_How to complete this task_
Find the lines below holding the word "activator" and copy each of them.

=== Section Start ===

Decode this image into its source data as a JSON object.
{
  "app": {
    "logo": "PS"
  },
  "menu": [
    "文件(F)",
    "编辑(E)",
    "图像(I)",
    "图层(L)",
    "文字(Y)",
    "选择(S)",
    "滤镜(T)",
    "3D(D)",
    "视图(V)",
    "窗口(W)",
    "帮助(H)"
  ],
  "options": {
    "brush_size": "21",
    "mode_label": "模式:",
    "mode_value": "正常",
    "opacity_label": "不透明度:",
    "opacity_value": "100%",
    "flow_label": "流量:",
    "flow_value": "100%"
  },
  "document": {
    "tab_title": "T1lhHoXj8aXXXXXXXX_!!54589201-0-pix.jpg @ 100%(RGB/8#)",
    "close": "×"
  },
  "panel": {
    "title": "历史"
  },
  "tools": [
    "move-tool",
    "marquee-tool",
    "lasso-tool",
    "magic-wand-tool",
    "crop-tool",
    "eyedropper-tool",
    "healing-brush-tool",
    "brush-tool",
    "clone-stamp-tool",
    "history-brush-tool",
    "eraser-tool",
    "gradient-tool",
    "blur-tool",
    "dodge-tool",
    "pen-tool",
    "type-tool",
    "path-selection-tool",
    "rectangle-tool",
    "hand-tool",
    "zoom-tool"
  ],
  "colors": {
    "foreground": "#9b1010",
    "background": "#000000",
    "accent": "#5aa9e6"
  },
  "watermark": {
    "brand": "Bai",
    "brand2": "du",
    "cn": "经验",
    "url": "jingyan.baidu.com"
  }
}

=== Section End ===
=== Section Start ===

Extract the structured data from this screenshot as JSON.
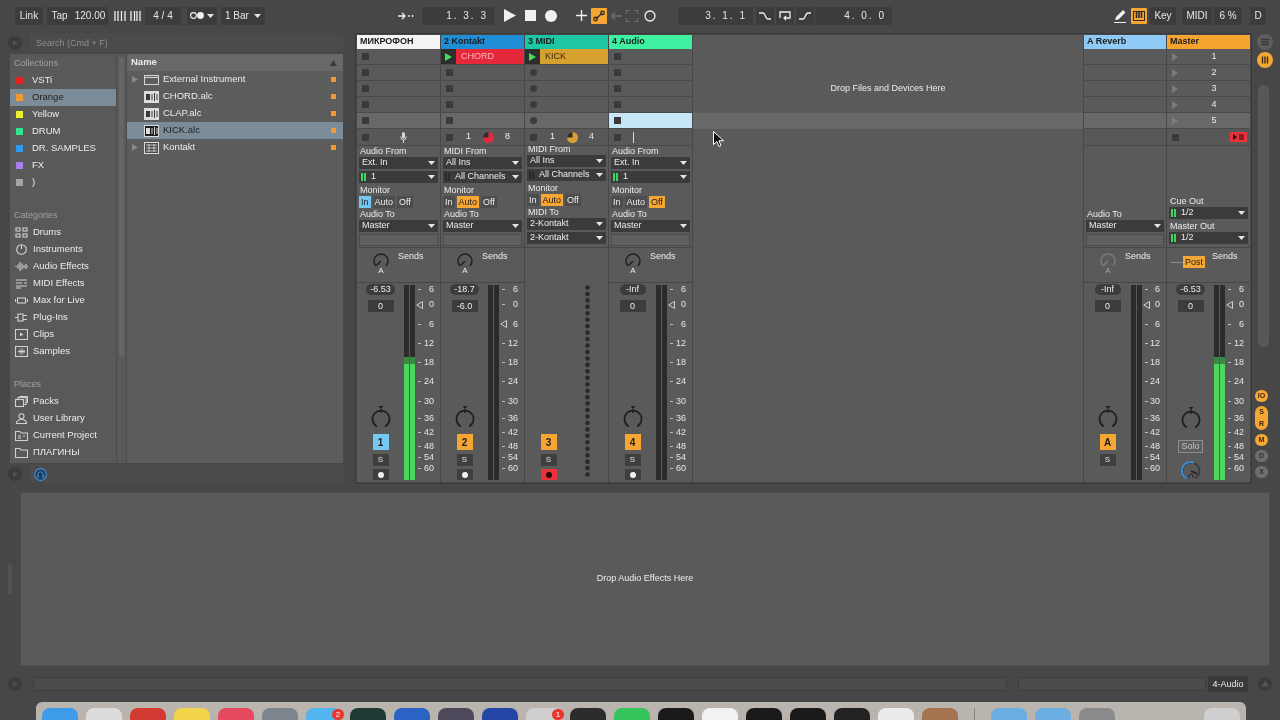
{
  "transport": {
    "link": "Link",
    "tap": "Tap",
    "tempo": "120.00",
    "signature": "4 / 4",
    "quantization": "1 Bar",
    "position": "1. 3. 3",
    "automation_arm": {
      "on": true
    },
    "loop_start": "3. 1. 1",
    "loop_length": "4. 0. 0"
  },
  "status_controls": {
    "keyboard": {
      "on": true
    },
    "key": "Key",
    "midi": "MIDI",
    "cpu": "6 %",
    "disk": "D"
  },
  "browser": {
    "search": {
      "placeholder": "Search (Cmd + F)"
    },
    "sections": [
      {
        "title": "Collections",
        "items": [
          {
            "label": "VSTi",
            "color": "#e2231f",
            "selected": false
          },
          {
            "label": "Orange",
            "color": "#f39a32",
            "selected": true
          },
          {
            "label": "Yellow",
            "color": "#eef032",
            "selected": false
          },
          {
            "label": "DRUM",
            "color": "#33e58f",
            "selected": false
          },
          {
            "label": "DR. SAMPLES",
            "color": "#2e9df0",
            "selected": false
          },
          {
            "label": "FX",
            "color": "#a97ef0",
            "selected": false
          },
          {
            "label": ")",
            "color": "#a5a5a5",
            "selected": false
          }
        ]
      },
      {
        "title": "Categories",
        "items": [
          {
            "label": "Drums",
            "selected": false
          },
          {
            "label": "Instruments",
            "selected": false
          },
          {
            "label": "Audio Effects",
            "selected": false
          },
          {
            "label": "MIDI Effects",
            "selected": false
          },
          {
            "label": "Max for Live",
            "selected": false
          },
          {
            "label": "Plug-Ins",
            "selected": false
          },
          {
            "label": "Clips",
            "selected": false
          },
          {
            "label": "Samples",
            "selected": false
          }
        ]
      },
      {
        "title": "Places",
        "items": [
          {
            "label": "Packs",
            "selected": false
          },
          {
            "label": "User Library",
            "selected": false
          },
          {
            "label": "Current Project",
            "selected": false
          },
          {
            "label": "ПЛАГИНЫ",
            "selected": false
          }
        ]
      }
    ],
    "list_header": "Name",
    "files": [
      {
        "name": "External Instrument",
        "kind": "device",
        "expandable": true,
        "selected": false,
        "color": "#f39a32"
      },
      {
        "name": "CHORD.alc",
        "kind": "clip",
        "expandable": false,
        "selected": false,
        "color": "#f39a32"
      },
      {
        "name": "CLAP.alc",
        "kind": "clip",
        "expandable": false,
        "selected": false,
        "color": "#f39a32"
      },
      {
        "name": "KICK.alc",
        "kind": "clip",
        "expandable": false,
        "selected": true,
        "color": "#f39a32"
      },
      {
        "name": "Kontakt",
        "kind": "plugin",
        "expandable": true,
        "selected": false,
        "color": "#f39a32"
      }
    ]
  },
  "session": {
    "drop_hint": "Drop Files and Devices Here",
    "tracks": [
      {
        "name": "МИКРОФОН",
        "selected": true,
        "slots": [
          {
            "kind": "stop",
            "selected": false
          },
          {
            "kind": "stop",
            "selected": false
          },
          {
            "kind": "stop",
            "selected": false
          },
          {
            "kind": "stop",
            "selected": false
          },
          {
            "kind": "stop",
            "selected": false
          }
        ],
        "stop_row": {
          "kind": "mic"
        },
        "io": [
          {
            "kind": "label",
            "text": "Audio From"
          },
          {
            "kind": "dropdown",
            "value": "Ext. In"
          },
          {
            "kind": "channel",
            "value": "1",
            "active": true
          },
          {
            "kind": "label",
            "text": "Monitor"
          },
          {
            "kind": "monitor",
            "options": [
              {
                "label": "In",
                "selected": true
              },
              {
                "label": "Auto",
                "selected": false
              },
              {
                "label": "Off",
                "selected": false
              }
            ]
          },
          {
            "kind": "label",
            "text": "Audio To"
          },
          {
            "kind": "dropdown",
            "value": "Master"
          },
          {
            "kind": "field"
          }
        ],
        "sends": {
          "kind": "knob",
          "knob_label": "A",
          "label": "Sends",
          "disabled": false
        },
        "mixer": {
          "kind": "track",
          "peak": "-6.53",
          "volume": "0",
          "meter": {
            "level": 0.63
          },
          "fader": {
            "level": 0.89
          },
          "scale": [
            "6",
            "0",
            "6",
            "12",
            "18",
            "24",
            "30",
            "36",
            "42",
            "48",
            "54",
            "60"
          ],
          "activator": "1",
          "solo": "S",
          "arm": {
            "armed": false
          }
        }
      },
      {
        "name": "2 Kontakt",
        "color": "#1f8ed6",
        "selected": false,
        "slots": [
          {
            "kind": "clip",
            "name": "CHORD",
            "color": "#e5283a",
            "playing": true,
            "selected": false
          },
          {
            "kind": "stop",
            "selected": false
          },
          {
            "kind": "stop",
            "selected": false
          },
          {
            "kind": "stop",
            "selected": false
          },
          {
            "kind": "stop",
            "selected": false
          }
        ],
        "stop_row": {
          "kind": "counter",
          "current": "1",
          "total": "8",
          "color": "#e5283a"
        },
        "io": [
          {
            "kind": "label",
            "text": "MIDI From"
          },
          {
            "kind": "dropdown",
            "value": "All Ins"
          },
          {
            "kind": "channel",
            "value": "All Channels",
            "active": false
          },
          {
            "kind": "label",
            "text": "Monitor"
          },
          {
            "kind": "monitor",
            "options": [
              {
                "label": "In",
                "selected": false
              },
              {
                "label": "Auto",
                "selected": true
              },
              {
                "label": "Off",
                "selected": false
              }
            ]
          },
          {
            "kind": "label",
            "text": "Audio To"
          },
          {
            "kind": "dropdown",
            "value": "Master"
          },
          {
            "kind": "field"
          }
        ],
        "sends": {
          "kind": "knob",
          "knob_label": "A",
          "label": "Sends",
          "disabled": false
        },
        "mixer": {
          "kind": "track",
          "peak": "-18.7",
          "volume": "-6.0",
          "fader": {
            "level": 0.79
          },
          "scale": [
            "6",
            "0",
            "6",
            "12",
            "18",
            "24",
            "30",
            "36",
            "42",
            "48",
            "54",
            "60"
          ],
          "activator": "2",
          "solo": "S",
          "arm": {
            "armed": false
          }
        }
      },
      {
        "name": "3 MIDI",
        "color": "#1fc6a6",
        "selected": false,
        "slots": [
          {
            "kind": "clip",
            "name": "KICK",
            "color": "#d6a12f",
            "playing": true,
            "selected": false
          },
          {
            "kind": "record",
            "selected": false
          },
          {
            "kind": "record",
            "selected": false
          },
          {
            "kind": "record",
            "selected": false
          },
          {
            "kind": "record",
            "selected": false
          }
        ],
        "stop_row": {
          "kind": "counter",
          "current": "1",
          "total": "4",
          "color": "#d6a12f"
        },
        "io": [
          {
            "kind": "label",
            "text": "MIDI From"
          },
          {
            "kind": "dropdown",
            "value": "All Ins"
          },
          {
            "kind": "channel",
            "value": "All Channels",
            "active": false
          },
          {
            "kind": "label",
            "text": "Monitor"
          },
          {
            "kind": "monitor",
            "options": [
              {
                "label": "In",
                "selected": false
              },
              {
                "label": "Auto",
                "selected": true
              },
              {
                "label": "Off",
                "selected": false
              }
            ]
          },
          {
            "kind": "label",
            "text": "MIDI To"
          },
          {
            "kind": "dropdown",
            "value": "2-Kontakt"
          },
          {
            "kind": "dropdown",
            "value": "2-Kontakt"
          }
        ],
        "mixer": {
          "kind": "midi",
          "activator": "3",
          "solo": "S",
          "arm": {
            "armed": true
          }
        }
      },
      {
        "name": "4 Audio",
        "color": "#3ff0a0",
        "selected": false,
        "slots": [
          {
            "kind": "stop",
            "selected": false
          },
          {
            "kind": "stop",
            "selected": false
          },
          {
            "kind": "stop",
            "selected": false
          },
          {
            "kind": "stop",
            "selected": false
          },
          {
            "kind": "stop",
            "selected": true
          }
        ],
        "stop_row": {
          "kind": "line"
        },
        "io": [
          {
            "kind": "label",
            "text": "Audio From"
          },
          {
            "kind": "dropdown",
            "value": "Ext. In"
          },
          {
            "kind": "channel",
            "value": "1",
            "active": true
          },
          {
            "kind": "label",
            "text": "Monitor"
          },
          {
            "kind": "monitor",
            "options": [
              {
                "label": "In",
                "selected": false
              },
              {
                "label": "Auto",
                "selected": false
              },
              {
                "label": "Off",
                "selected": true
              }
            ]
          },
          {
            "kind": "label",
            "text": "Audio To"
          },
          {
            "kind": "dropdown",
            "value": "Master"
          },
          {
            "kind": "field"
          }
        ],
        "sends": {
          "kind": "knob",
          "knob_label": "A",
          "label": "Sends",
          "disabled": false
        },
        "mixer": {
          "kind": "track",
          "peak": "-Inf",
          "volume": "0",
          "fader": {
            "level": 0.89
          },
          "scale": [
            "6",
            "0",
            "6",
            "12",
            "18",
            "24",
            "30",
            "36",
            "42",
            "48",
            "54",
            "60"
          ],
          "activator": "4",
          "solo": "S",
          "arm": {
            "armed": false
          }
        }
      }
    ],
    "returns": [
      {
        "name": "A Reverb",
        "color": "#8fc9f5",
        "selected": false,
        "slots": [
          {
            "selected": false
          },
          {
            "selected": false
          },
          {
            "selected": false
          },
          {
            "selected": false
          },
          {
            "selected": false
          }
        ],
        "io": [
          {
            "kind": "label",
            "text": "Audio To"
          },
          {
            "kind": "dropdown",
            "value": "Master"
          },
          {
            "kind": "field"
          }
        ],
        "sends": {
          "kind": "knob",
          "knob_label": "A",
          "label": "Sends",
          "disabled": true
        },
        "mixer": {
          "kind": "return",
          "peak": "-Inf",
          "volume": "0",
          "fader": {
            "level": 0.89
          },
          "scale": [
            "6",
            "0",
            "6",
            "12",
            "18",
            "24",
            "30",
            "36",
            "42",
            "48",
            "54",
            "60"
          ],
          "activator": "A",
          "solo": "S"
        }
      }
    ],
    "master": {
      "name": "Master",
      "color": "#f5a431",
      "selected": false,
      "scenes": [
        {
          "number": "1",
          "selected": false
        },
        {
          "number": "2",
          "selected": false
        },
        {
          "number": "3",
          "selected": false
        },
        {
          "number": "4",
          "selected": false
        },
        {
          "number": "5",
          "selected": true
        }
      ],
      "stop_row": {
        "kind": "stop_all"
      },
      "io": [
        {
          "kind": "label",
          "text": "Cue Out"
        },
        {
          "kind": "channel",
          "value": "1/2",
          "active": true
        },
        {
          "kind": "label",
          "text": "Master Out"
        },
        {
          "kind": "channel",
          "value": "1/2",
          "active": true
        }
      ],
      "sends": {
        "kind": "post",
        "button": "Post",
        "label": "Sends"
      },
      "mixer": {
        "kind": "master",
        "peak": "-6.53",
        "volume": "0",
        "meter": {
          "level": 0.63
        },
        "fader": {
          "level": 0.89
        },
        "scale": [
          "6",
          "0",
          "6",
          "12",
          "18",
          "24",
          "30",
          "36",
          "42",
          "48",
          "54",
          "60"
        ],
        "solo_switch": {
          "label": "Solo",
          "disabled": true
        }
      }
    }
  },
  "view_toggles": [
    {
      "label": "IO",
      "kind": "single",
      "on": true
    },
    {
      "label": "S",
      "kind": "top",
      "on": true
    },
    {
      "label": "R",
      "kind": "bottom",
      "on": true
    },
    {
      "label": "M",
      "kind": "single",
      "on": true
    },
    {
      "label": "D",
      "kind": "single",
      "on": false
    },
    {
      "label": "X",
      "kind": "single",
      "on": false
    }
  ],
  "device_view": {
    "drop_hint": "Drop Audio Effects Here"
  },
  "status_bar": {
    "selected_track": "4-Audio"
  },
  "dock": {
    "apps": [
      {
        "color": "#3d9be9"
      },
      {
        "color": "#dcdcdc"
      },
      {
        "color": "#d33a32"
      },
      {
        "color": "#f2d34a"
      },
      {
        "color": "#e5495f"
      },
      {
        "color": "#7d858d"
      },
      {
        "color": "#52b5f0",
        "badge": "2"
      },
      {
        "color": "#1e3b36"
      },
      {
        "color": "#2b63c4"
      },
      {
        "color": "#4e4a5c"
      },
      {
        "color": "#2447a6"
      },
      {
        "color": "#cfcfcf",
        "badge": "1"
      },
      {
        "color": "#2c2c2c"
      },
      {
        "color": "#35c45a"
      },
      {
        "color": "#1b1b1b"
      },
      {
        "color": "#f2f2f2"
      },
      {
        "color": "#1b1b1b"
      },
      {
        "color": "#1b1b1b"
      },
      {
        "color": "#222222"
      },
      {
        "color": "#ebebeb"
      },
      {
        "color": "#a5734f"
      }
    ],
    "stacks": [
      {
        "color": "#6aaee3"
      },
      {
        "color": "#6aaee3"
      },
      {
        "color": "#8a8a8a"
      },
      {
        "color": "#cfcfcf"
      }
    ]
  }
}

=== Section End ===
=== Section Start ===

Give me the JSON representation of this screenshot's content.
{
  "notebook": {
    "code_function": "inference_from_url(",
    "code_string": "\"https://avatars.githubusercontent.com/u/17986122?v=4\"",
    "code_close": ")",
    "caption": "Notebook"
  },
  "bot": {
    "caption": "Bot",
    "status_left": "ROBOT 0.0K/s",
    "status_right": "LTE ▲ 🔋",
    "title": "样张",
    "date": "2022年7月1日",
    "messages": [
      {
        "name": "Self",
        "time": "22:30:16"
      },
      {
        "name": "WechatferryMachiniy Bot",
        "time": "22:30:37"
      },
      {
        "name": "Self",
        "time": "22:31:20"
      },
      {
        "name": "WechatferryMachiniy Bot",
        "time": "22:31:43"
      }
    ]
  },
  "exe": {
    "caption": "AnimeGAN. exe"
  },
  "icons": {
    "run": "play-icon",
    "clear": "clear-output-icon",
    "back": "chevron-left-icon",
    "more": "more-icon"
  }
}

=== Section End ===

_Problem solution_
          "activator": "1",
          "activator": "2",
          "activator": "3",
          "activator": "4",
          "activator": "A",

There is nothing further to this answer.